Exercise goal: Return the following entries exactly, word for word.

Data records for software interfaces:
☆ ☆ ☆

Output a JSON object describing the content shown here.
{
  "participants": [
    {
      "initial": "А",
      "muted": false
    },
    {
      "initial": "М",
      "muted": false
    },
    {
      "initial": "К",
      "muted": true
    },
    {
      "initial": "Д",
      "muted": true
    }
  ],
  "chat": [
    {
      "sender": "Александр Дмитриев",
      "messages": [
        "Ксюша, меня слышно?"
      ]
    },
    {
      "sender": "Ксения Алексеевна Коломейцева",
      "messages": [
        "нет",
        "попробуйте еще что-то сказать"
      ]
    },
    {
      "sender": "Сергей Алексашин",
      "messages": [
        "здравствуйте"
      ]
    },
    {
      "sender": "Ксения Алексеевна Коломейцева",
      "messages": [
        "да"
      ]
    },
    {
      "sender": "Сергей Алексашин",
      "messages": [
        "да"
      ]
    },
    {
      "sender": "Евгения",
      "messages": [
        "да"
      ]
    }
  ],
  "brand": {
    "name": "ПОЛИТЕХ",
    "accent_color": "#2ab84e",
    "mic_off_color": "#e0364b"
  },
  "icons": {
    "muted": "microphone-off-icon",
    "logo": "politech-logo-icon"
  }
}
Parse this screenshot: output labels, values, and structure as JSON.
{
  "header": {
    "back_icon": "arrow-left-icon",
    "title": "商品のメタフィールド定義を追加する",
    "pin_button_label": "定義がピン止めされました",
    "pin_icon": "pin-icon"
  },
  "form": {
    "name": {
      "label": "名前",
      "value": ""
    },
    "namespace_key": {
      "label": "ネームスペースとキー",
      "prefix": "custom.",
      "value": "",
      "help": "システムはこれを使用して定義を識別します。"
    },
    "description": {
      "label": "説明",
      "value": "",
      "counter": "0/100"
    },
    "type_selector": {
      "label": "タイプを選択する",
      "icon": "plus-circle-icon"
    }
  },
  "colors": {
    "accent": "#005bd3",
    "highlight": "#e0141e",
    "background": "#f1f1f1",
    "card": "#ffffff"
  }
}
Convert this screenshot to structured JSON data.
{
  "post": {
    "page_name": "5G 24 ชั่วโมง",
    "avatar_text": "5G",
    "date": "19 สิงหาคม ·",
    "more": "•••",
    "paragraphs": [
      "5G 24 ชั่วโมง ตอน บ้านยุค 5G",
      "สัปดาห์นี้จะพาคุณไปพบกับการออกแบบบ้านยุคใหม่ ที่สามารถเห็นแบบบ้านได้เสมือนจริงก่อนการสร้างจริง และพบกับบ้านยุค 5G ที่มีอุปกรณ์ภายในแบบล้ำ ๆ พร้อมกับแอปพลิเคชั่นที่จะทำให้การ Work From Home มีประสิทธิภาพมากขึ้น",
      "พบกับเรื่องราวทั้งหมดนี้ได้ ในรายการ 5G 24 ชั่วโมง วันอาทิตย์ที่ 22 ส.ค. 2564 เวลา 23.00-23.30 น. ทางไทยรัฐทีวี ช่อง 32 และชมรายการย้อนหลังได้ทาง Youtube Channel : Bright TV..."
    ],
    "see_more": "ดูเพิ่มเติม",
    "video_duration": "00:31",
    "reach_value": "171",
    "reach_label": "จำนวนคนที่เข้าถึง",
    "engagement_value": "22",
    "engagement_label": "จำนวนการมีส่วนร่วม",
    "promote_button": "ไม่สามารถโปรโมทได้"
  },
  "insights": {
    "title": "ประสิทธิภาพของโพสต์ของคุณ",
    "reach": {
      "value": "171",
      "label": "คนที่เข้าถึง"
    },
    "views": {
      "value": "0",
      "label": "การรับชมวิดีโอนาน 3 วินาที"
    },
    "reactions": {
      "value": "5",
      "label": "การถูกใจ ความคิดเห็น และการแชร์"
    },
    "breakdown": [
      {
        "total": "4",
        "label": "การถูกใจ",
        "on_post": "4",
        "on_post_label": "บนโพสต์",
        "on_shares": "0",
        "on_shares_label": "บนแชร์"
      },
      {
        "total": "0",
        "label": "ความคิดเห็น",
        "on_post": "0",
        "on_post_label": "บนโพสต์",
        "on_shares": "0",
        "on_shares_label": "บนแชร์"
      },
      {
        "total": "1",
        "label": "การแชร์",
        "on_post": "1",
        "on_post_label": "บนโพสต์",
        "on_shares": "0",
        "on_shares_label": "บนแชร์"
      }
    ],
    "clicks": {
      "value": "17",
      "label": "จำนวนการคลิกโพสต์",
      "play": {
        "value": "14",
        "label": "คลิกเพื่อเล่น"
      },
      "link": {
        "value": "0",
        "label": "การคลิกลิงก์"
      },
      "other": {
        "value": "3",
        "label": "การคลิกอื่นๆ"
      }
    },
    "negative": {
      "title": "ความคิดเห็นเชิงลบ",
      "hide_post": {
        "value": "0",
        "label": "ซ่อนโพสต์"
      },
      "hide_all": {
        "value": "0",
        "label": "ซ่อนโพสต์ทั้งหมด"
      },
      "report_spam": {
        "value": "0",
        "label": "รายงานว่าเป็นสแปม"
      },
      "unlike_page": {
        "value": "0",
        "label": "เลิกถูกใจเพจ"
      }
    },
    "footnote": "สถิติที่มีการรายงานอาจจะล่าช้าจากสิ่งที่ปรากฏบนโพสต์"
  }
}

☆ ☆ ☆

Finished task:
Output a JSON object describing the content shown here.
{
  "participants": [
    {
      "initial": "А",
      "muted": false
    },
    {
      "initial": "М",
      "muted": false
    },
    {
      "initial": "К",
      "muted": true
    },
    {
      "initial": "Д",
      "muted": true
    }
  ],
  "chat": [
    {
      "sender": "Александр Дмитриев",
      "messages": [
        "Ксюша, меня слышно?"
      ]
    },
    {
      "sender": "Ксения Алексеевна Коломейцева",
      "messages": [
        "нет",
        "попробуйте еще что-то сказать"
      ]
    },
    {
      "sender": "Сергей Алексашин",
      "messages": [
        "здравствуйте"
      ]
    },
    {
      "sender": "Ксения Алексеевна Коломейцева",
      "messages": [
        "да"
      ]
    },
    {
      "sender": "Сергей Алексашин",
      "messages": [
        "да"
      ]
    },
    {
      "sender": "Евгения",
      "messages": [
        "да"
      ]
    }
  ],
  "brand": {
    "name": "ПОЛИТЕХ",
    "accent_color": "#2ab84e",
    "mic_off_color": "#e0364b"
  },
  "icons": {
    "muted": "microphone-off-icon",
    "logo": "politech-logo-icon"
  }
}
Parse this screenshot: output labels, values, and structure as JSON.
{
  "header": {
    "back_icon": "arrow-left-icon",
    "title": "商品のメタフィールド定義を追加する",
    "pin_button_label": "定義がピン止めされました",
    "pin_icon": "pin-icon"
  },
  "form": {
    "name": {
      "label": "名前",
      "value": ""
    },
    "namespace_key": {
      "label": "ネームスペースとキー",
      "prefix": "custom.",
      "value": "",
      "help": "システムはこれを使用して定義を識別します。"
    },
    "description": {
      "label": "説明",
      "value": "",
      "counter": "0/100"
    },
    "type_selector": {
      "label": "タイプを選択する",
      "icon": "plus-circle-icon"
    }
  },
  "colors": {
    "accent": "#005bd3",
    "highlight": "#e0141e",
    "background": "#f1f1f1",
    "card": "#ffffff"
  }
}
Convert this screenshot to structured JSON data.
{
  "post": {
    "page_name": "5G 24 ชั่วโมง",
    "avatar_text": "5G",
    "date": "19 สิงหาคม ·",
    "more": "•••",
    "paragraphs": [
      "5G 24 ชั่วโมง ตอน บ้านยุค 5G",
      "สัปดาห์นี้จะพาคุณไปพบกับการออกแบบบ้านยุคใหม่ ที่สามารถเห็นแบบบ้านได้เสมือนจริงก่อนการสร้างจริง และพบกับบ้านยุค 5G ที่มีอุปกรณ์ภายในแบบล้ำ ๆ พร้อมกับแอปพลิเคชั่นที่จะทำให้การ Work From Home มีประสิทธิภาพมากขึ้น",
      "พบกับเรื่องราวทั้งหมดนี้ได้ ในรายการ 5G 24 ชั่วโมง วันอาทิตย์ที่ 22 ส.ค. 2564 เวลา 23.00-23.30 น. ทางไทยรัฐทีวี ช่อง 32 และชมรายการย้อนหลังได้ทาง Youtube Channel : Bright TV..."
    ],
    "see_more": "ดูเพิ่มเติม",
    "video_duration": "00:31",
    "reach_value": "171",
    "reach_label": "จำนวนคนที่เข้าถึง",
    "engagement_value": "22",
    "engagement_label": "จำนวนการมีส่วนร่วม",
    "promote_button": "ไม่สามารถโปรโมทได้"
  },
  "insights": {
    "title": "ประสิทธิภาพของโพสต์ของคุณ",
    "reach": {
      "value": "171",
      "label": "คนที่เข้าถึง"
    },
    "views": {
      "value": "0",
      "label": "การรับชมวิดีโอนาน 3 วินาที"
    },
    "reactions": {
      "value": "5",
      "label": "การถูกใจ ความคิดเห็น และการแชร์"
    },
    "breakdown": [
      {
        "total": "4",
        "label": "การถูกใจ",
        "on_post": "4",
        "on_post_label": "บนโพสต์",
        "on_shares": "0",
        "on_shares_label": "บนแชร์"
      },
      {
        "total": "0",
        "label": "ความคิดเห็น",
        "on_post": "0",
        "on_post_label": "บนโพสต์",
        "on_shares": "0",
        "on_shares_label": "บนแชร์"
      },
      {
        "total": "1",
        "label": "การแชร์",
        "on_post": "1",
        "on_post_label": "บนโพสต์",
        "on_shares": "0",
        "on_shares_label": "บนแชร์"
      }
    ],
    "clicks": {
      "value": "17",
      "label": "จำนวนการคลิกโพสต์",
      "play": {
        "value": "14",
        "label": "คลิกเพื่อเล่น"
      },
      "link": {
        "value": "0",
        "label": "การคลิกลิงก์"
      },
      "other": {
        "value": "3",
        "label": "การคลิกอื่นๆ"
      }
    },
    "negative": {
      "title": "ความคิดเห็นเชิงลบ",
      "hide_post": {
        "value": "0",
        "label": "ซ่อนโพสต์"
      },
      "hide_all": {
        "value": "0",
        "label": "ซ่อนโพสต์ทั้งหมด"
      },
      "report_spam": {
        "value": "0",
        "label": "รายงานว่าเป็นสแปม"
      },
      "unlike_page": {
        "value": "0",
        "label": "เลิกถูกใจเพจ"
      }
    },
    "footnote": "สถิติที่มีการรายงานอาจจะล่าช้าจากสิ่งที่ปรากฏบนโพสต์"
  }
}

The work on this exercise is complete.